  1. After washing your hair, wring it out in the shower and apply any styling products you plan to use. “Most importantly, remember not to brush the hair, as this disturbs the natural curl patterns,” says Le.
  2. “Next, shake out your hair to loosen up your curls with as little touching as possible,” says Le. “This will help prevent frizz.”
  3. Lay a microfiber towel or T-shirt down on your bathroom counter (or bed, or dresser — any flat surface at about waist height). 
  4. Flip your head upside down, loosely gather it at the crown of your head with your hands, and then lower your head to rest the hair onto the fabric. 
  5. Fold the top half of the fabric over the back of your head up to the nape of your neck, pull the edges along either side of your head and tuck it underneath the forehead. Keep your head down. 
  6. The bottom half of your fabric should still be laid out on a flat surface. Take those ends and wrap them to the back of your head. Secure the ends with a clip, or if you’re using a T-shirt, use the sleeves to tie the wrap. 
  7. Allow the hair to dry in the wrap for one to two hours. 
  8. After you've plopped for your desired time you can finish drying any remaining moisture. “Use a diffuser on low heat, or simply let your hair air dry,” says Le. “Whatever you do, don't touch your hair much as it will create frizz and disturb that natural curl pattern you’ve created.”
  9. Add a finishing product like a nourishing oil, if needed.

Plopping: Frequently Asked Questions

Now that you have the step-by-step process down, there are a few other details to keep in mind before you try hair plopping.

Should you plop wet hair or damp and towel-dried strands?

“To begin the plopping process, you should start with damp, gently towel-dried hair,” says Le. “It is important to wring out most of the moisture in your hair prior to plopping.” That way, your product won’t just be absorbed into the fabric with the excess water in your hair. 

Should you keep your hair wrapped until it’s totally dry? 

Hardges does not recommend this method. “You still want to get some drop to the hair and not be overly scrunched,” she says. 

Can you plop your hair overnight? 

We advise against going to sleep with your hair wet for many reasons.
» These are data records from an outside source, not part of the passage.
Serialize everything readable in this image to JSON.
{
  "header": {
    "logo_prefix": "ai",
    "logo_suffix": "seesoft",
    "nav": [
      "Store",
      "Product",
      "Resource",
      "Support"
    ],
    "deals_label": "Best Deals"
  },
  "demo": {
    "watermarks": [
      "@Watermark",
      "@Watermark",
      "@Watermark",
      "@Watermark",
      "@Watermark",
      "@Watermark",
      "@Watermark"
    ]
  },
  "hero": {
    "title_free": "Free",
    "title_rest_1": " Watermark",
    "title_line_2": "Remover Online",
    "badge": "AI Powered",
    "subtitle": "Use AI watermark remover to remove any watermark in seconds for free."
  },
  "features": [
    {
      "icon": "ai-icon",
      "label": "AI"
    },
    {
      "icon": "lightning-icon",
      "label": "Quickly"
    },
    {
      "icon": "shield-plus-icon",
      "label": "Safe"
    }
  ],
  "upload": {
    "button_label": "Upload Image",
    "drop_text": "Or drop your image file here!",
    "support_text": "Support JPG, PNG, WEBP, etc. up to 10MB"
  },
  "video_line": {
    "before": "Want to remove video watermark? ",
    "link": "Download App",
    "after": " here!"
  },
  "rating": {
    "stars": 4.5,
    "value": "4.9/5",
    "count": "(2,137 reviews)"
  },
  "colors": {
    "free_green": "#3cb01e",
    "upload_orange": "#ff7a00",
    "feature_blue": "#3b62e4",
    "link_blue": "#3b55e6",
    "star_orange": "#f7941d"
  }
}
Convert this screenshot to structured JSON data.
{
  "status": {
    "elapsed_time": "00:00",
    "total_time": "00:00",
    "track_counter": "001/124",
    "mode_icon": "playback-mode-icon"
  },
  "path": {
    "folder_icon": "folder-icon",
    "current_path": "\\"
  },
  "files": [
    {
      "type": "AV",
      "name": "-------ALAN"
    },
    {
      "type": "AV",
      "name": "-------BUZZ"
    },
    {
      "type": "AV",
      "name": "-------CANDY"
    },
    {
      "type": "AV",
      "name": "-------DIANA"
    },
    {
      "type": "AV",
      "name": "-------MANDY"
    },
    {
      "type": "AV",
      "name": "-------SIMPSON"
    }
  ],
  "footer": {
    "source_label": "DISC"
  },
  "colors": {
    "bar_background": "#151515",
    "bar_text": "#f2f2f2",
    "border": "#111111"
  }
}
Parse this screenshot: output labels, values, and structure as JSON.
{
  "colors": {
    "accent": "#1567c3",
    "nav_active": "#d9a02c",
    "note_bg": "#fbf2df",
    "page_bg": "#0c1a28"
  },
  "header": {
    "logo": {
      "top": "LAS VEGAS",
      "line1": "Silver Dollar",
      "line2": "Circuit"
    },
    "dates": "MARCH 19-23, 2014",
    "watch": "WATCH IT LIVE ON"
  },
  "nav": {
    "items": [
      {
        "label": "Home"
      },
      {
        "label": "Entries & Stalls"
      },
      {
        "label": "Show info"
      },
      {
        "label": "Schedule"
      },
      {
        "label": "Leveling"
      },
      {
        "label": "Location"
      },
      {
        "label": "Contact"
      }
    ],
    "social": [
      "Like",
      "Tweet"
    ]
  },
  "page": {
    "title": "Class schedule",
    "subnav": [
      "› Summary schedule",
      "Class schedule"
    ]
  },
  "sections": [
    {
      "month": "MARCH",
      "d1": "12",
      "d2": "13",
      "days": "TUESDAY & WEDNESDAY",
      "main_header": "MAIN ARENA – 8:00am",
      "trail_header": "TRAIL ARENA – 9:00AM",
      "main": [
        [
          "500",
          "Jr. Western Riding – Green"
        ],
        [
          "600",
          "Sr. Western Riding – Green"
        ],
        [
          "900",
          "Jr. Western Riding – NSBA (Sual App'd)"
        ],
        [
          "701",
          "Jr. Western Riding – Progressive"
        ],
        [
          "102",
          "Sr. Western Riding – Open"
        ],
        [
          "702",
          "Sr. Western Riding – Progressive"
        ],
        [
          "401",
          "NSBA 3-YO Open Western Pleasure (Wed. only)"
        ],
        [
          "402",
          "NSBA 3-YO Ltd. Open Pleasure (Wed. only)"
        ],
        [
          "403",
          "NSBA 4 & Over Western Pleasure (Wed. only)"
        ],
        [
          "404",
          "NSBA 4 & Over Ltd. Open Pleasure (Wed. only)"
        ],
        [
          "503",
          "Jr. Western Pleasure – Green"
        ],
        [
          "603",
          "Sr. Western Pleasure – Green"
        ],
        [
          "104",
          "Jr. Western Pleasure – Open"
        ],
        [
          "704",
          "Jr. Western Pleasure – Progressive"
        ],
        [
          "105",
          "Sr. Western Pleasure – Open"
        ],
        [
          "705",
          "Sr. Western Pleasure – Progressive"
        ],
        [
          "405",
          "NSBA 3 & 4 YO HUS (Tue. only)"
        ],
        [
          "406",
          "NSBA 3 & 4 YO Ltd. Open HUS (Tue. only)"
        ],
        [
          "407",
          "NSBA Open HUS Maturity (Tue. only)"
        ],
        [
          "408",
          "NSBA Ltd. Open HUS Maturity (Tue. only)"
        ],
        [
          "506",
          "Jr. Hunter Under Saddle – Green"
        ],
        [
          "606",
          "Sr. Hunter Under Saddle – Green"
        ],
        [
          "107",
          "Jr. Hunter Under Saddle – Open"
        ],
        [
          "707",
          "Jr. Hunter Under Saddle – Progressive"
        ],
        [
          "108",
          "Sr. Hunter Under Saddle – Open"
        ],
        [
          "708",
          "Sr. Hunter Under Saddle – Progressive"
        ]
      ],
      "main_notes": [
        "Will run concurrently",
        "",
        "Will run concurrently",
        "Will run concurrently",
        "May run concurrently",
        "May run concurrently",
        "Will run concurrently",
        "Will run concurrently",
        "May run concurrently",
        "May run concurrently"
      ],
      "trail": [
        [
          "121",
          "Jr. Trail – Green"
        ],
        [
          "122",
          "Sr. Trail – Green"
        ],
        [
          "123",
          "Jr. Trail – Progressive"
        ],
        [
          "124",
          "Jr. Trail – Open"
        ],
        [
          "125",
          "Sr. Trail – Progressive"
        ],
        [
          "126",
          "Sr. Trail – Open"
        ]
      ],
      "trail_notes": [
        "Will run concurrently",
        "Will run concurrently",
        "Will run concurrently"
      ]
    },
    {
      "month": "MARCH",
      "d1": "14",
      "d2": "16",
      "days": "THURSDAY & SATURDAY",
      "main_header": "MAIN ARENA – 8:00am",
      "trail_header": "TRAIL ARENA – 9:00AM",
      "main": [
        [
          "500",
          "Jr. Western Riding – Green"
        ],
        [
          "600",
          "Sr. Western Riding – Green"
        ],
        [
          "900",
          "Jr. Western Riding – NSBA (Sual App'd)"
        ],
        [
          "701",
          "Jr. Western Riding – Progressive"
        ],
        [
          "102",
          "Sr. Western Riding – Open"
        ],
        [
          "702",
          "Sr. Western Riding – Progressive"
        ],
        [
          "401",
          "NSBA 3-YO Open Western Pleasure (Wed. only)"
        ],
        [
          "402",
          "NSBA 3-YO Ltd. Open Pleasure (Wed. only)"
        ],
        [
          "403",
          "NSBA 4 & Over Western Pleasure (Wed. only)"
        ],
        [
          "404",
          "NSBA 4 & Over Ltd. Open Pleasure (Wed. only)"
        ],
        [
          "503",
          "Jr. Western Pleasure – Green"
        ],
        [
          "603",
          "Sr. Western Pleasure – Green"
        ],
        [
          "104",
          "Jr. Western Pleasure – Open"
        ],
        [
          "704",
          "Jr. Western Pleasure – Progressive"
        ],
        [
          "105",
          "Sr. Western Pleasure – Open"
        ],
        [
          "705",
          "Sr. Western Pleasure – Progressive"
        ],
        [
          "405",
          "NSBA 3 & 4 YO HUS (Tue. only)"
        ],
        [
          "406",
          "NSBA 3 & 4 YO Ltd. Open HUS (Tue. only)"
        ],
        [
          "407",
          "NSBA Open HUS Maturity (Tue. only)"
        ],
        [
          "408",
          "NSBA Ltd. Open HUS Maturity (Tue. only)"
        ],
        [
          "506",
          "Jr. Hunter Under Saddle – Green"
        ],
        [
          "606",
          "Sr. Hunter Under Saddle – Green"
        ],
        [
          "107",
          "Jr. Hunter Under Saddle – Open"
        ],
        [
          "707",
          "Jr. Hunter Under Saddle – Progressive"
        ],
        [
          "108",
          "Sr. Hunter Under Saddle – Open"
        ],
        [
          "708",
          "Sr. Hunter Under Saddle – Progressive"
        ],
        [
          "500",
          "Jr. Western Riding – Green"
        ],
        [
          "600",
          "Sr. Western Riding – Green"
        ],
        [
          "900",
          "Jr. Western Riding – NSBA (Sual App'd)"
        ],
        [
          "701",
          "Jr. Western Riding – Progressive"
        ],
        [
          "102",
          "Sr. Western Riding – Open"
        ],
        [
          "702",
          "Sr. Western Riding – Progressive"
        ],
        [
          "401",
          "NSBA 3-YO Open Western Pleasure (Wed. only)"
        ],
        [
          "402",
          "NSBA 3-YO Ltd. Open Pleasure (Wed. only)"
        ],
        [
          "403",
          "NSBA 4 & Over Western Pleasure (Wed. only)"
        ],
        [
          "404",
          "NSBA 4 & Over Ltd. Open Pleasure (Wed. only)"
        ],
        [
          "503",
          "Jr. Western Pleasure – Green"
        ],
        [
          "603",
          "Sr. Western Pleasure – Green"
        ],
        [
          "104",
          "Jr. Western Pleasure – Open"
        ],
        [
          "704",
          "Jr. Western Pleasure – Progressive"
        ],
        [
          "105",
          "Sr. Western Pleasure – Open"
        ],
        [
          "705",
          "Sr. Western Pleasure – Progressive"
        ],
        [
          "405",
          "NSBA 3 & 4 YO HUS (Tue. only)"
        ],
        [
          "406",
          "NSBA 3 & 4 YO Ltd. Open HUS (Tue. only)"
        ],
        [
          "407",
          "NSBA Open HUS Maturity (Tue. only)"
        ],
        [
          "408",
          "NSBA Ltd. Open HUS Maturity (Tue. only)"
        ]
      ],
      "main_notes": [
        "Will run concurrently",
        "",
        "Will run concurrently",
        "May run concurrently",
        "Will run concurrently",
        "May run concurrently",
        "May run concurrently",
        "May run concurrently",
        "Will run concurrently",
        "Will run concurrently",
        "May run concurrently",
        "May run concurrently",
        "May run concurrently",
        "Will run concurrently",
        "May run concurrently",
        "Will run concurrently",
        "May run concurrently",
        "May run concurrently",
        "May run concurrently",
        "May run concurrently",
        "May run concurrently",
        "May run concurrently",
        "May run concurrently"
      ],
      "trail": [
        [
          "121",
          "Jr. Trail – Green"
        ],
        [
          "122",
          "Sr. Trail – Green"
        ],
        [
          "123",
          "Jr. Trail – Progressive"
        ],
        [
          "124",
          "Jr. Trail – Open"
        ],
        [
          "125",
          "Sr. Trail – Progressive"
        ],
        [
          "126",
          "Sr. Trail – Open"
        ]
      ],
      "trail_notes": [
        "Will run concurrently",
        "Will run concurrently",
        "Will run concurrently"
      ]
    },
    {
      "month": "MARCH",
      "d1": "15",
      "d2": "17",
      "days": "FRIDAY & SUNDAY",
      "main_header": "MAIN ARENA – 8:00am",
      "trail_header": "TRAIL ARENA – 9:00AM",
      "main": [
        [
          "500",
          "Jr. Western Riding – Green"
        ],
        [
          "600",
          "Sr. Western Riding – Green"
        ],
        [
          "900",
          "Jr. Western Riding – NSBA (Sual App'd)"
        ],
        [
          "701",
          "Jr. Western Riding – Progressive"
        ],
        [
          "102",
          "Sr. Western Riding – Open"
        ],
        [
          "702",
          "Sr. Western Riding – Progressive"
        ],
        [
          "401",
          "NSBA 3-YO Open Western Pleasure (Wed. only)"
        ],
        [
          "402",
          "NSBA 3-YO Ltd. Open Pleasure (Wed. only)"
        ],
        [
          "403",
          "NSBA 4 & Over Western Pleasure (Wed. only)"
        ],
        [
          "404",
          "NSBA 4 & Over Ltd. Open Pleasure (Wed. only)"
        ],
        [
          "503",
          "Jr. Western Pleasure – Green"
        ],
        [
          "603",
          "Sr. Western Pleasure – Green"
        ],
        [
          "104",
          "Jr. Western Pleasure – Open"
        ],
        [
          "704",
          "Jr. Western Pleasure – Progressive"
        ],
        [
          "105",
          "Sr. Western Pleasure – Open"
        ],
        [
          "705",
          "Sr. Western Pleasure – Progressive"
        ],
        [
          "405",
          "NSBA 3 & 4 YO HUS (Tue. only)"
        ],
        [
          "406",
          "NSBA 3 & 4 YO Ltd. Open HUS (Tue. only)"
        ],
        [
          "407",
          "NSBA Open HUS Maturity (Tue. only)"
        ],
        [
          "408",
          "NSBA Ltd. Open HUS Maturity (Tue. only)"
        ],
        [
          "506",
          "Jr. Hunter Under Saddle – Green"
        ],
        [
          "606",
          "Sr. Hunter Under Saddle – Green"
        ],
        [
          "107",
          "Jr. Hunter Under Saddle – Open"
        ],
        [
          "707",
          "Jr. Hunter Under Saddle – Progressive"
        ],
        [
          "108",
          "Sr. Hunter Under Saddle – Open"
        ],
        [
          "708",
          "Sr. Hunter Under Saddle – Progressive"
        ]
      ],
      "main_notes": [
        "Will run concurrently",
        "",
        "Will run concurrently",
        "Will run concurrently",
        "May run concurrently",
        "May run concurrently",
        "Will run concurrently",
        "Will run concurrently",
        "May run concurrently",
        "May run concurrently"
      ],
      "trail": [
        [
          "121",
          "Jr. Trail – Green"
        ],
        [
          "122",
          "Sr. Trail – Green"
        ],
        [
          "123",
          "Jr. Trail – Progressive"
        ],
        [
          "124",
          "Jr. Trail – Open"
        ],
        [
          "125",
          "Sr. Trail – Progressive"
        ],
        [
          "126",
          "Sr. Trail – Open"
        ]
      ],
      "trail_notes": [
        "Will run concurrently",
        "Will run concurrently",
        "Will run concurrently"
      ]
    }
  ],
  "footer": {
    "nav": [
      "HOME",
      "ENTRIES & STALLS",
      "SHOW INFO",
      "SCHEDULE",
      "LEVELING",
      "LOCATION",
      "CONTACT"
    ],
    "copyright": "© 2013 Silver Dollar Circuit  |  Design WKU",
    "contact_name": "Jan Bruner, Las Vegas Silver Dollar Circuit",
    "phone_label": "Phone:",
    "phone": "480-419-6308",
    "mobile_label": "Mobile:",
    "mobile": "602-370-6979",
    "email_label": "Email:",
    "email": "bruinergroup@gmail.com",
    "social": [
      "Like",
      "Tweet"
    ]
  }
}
Hardges says drying time should be limited to 45 minutes to two hours should be enough to define your curl pattern without overly scrunching.

What is dry plopping and how does it differ?

“[Dry plopping] is a way to reactivate curls and maintain volume,” says Hardges. “This is done when the hair is dry, but it needs a refresher, so water or leave-in spray is used to help hydrate curls. Then the hair is plopped to mostly dry.”